In context, the scale of the initial rescue is tragically small. The objective is to rescue 2,000 families. Compared to the carnage in Syria wrought by the pitiless combatants — 230,000 dead, half the 22 million population driven from their homes — it’s a paltry sum. But these are real people who will be saved. And for Weidenfeld, that counts.
Yet he has been criticized for rescuing just Christians. In fact, the U.S. government will not participate because the rescue doesn’t extend to Yazidis, Druze or Shiites. This comes under the heading of no good deed going unpunished. It’s a rather odd view that because he cannot do everything, he should be admonished for trying to do something. If Weidenfeld were a man of infinite means, the criticism might be valid. As it is, he says rather sensibly, “I can’t save the world.” The Arab states, particularly the Gulf monarchies, are surely not without resources. With so few doing so little for so many, he’s doing what he can.
And for him, it’s personal. In 1938, still a teenager, he was brought from Vienna to London where the Plymouth Brethren took him in and provided for him. He never forgot. He is trying to return the kindness, he explains, to repay the good that Christians did for him 77 years ago. In doing so, he is not just giving hope and a new life to 150 souls, soon to be thousands. He has struck a blow for something exceedingly rare: simple, willful righteousness.
CIJR Wishes All Our Friends & Supporters: Shabbat Shalom!
Satirical Interview About America Lifting the Sanctions on Iran: Youtube, July 21, 2015
Jonathan Pollard’s Release Shouldn’t Placate Iran Deal Critics: Max Boot, Commentary, July 28, 2015—Unlike many Israelis and American Jews, I have never found myself in the Jonathan Pollard rooting section.

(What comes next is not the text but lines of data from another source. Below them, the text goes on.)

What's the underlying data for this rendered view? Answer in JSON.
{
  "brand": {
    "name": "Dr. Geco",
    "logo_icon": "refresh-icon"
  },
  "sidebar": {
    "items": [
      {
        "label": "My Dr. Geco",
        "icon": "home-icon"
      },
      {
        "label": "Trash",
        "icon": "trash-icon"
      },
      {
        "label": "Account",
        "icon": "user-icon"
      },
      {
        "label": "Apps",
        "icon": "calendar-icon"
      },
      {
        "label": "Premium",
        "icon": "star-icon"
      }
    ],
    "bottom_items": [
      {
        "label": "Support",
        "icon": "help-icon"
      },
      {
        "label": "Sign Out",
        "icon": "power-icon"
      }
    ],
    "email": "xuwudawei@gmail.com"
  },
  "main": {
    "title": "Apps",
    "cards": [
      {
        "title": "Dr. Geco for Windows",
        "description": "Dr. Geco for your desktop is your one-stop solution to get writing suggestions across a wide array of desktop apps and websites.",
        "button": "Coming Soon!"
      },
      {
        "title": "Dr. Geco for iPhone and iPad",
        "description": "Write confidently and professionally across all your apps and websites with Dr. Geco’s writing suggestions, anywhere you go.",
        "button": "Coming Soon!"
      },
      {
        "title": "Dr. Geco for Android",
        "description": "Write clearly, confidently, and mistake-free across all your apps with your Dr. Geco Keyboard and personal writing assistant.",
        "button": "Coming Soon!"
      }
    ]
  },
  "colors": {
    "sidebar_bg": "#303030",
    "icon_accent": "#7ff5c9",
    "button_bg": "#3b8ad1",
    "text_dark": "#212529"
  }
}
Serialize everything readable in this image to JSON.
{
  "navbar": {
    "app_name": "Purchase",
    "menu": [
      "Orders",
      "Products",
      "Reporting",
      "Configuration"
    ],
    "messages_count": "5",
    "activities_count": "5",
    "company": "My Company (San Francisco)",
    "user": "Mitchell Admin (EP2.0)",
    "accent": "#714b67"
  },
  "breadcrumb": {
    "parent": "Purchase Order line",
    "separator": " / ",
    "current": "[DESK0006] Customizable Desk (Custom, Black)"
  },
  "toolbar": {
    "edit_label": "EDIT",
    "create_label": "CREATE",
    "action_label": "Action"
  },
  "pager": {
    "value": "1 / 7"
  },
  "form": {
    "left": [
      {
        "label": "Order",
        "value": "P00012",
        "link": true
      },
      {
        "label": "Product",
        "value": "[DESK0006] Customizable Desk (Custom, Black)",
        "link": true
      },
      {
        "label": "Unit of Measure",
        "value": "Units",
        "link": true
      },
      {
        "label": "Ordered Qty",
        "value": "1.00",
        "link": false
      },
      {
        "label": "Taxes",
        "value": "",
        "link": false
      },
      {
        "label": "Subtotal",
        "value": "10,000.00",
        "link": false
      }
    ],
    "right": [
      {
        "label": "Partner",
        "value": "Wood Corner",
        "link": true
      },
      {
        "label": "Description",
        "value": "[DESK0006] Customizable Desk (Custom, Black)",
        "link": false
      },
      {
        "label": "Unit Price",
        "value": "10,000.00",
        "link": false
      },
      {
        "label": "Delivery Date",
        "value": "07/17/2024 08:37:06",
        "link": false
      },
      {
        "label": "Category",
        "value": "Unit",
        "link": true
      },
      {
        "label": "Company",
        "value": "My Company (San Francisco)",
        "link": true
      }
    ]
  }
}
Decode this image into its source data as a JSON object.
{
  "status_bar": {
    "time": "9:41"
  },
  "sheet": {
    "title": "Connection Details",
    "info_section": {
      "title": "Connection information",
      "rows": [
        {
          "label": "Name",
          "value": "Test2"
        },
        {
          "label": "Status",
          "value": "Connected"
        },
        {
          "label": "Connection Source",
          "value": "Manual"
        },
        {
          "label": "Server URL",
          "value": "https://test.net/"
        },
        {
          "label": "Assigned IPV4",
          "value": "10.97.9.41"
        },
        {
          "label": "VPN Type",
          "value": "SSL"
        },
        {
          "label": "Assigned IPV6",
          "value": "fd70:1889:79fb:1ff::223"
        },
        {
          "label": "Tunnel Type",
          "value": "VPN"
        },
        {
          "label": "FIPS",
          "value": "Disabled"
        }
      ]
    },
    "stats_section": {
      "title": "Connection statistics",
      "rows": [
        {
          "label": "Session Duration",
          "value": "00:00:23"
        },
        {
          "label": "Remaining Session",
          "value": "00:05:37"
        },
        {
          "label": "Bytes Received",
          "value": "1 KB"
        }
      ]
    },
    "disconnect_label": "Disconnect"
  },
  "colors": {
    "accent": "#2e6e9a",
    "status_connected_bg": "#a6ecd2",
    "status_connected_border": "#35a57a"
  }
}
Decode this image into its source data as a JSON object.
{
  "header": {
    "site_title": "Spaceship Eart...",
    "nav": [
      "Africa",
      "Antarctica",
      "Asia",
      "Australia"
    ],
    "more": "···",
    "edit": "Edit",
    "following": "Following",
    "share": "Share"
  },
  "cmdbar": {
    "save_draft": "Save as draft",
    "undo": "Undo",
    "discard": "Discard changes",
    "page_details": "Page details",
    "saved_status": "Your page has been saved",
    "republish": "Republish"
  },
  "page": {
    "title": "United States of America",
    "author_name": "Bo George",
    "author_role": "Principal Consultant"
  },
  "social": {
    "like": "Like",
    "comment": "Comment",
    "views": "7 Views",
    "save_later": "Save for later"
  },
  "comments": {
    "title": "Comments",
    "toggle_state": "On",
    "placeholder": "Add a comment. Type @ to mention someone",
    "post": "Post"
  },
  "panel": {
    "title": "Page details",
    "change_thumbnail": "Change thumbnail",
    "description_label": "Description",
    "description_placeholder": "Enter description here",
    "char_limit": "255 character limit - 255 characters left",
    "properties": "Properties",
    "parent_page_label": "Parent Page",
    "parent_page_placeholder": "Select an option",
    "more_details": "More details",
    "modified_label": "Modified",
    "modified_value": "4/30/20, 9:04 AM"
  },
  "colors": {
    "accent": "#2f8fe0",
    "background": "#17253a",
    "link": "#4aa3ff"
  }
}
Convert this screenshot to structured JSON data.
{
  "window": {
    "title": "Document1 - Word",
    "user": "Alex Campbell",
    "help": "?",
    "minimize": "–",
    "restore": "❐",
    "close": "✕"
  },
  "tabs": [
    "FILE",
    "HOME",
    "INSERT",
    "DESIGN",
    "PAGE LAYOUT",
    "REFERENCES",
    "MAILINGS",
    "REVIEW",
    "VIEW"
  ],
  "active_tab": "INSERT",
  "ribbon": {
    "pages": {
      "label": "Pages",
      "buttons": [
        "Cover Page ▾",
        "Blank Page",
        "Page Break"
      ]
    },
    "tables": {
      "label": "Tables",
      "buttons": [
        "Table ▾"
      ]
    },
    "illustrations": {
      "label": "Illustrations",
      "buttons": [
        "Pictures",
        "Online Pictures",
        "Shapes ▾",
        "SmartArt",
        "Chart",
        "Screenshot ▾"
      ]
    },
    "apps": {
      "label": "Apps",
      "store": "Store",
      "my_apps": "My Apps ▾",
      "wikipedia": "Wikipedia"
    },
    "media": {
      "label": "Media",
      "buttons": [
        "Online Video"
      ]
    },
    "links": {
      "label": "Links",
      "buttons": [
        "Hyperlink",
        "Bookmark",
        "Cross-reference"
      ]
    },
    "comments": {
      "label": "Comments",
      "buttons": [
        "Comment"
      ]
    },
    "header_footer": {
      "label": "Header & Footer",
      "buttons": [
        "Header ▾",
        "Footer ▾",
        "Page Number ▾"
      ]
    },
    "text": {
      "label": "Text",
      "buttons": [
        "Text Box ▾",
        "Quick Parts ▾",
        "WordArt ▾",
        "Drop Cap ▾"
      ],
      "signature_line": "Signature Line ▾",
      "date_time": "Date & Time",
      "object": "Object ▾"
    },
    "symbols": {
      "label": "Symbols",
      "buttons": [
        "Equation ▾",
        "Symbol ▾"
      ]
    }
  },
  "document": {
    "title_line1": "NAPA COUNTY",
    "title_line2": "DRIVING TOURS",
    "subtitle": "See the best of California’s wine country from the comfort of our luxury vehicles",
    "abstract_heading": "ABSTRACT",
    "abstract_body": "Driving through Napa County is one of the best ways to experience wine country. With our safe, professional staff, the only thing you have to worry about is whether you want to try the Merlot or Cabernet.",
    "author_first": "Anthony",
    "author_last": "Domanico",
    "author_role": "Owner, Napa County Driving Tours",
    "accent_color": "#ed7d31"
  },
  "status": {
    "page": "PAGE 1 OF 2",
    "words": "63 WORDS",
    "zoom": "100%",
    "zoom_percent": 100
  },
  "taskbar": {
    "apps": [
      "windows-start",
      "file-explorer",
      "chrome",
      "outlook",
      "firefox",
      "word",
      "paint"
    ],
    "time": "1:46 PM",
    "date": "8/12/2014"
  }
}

The Troubling Question in the French Jewish Community: Is It Time to Leave?: Marie Brenner, Vanity Fair, August 2015 —How can anyone be allowed to paint a swastika on the statue of Marianne, the goddess of French liberty, in the very center of the Place de la République?”
The Real Feminism Exists in Israel: CIJ News, 2015—There was a time when America was at the cutting edge of change for women. Not anymore. Women are planning to vote for Hillary Clinton-not because of her accomplishments or her platform, but because she is a woman.
Fleeing Nazism, Settling In Ecuador: Film Tells Jewish Families' Story: Kristina Puga, NBC News, June 19, 2015— Eva Zelig is an Emmy-award winning producer who loves shedding light on various topics from health to global warming.